"Productivity isn't everything, but in the long run it is almost everything." If Paul Krugman's famous saying is right, the UK economy is in trouble because today's figures show that total hours worked rose by 1.1% in the last three months, which implies that output per hour is falling, and is well below its pre-recession peak. And Duncan thinks Krugman is right:
Unless we see a pick-up in productivity growth soon then the UK risks much slower growth, and lower living standards, in the future.
But could it be that they are both wrong, and that stagnant productivity and decent output growth are compatible for at least a few more years?
To see my point, consider the standard story about why productivity matters. This says that if there's no productivity growth, output growth requires more employment and this higher demand for labour will raise wage growth.
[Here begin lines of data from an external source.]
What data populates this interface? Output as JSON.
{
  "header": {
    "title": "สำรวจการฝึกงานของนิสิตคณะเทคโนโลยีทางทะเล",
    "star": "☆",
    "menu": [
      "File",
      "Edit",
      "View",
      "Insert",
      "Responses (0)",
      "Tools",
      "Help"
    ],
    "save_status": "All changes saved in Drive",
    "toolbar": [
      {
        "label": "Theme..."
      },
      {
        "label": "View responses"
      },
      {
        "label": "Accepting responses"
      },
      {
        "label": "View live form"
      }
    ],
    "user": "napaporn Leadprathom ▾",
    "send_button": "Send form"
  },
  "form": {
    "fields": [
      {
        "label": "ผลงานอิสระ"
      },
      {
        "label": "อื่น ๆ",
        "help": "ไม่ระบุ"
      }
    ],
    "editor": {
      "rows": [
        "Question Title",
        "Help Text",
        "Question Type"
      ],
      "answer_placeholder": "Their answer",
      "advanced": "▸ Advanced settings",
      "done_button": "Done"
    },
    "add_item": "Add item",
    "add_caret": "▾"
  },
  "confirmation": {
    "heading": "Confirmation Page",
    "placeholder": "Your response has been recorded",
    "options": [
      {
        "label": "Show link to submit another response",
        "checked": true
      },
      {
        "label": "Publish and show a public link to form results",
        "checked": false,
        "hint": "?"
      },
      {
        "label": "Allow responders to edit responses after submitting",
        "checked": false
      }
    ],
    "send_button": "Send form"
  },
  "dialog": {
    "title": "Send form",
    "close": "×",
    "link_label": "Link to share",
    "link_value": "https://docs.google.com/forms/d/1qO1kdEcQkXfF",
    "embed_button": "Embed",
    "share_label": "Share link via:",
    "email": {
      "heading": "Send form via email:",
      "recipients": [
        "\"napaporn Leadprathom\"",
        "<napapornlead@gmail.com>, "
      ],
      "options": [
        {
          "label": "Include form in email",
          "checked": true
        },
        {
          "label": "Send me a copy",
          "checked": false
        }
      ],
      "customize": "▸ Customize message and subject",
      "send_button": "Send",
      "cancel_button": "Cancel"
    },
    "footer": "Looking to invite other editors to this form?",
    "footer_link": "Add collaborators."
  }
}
This will lead either to higher price inflation and hence higher interest rates or to a profit squeeze. Either higher rates or a profit squeeze would reduce firms' motives to expand and so kill off growth. Sustainable output growth thus requires productivity growth.
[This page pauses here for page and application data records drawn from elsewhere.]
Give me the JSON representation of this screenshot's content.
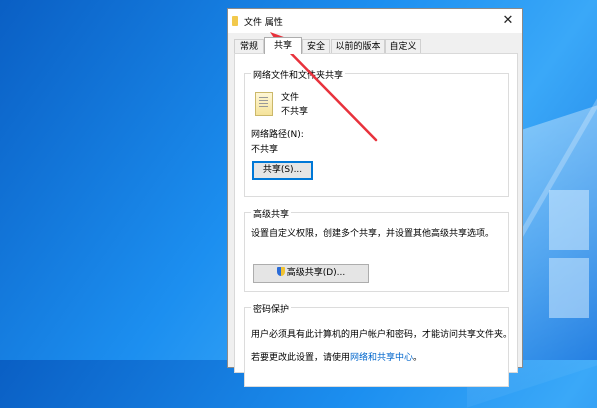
{
  "dialog": {
    "title": "文件 属性",
    "close_symbol": "✕"
  },
  "tabs": [
    {
      "label": "常规"
    },
    {
      "label": "共享"
    },
    {
      "label": "安全"
    },
    {
      "label": "以前的版本"
    },
    {
      "label": "自定义"
    }
  ],
  "network_sharing": {
    "group_title": "网络文件和文件夹共享",
    "item_name": "文件",
    "item_status": "不共享",
    "path_label": "网络路径(N):",
    "path_value": "不共享",
    "share_button": "共享(S)..."
  },
  "advanced_sharing": {
    "group_title": "高级共享",
    "description": "设置自定义权限，创建多个共享，并设置其他高级共享选项。",
    "button": "高级共享(D)..."
  },
  "password_protection": {
    "group_title": "密码保护",
    "description": "用户必须具有此计算机的用户帐户和密码，才能访问共享文件夹。",
    "change_text": "若要更改此设置，请使用",
    "link_text": "网络和共享中心",
    "period": "。"
  },
  "colors": {
    "annotation_arrow": "#e8323c",
    "link": "#0066cc",
    "focus": "#0078d7"
  }
}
But there's something wrong with this story. As Jon Philpott points out, wage inflation has so far not risen at all in response to falling unemployment. There are several reasons why this might be, which might continue to hold down wages:
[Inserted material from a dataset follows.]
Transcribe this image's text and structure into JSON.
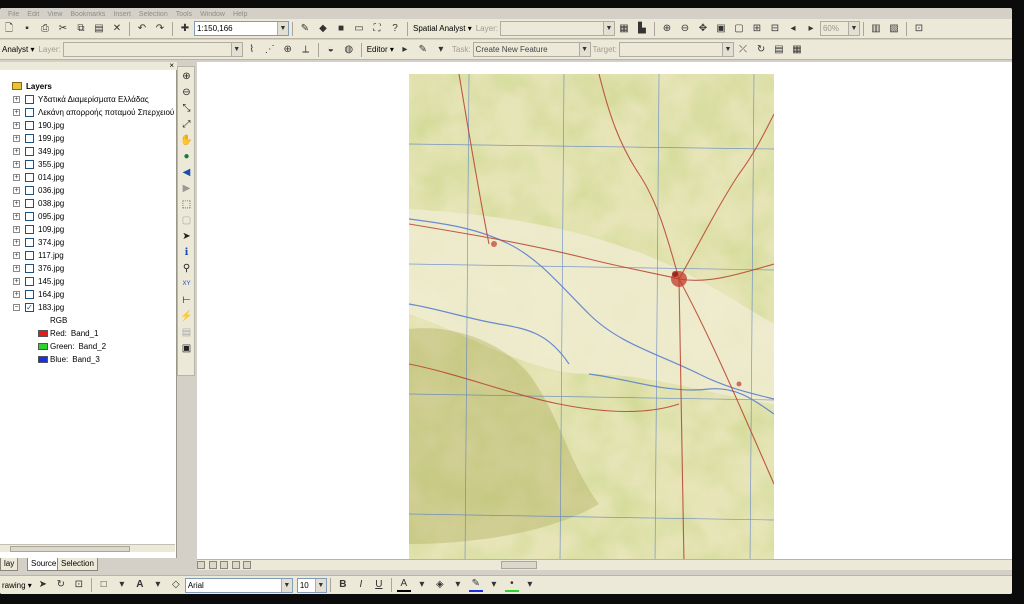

- Unemployment is higher than the jobless count suggests, implying that there's much more pent-up supply of labour. If we add to the unemployment count the inactive wanting work and part-timers wanting full-time work, there are still over six million people unemployed or under-employed. And even if employment grows by 2% a year for the next five years, there'd still be three million jobless on this measure.
- Memories of the great recession will have a scarring effect, by making workers scared to push for higher wages.
- The mass supply of labour from the far east will continue to hold wages down (pdf).
- Pay restraint and job losses in the public sector - the OBR foresees general government employment falling by over 500,000 in the next four years - will hold down private sector wage growth.
If these factors continue, we could see more of what we've had recently - GDP growth plus jobs growth without much inflation and hence no need for higher interest rates.
This need not imply a squeeze on profits. Wage growth of one per cent and zero productivity growth implies unit wage costs of one per cent. Barring adverse commodity price shocks, this is consistent with stable profit margins at low inflation. And with output growth raising the output-capital ratio, this gives room for profit rates to grow, thus maintaining or even increasing firms's motives to invest.
Granted, this story implies a fall in real wages for those in work. But this is offset by rising incomes as other move into work. In the year to Q3, real disposable incomes rose despite falling real wages, in part because of rising employment.
There is, of course, a lot that could go wrong with this scenario, and I'm not sure I believe it myself - though you shouldn't give a damn what I believe.But there's one thing that lends it a little credence.It's that some research has found that the link between output growth and productivity growth even over longish periods isn't as strong as you might think.
So, perhaps we should consider the possibility that we'll see continued stagnant productivity and output growth for a few more years. This would imply that the wage squeeze will continue even as unemployment falls.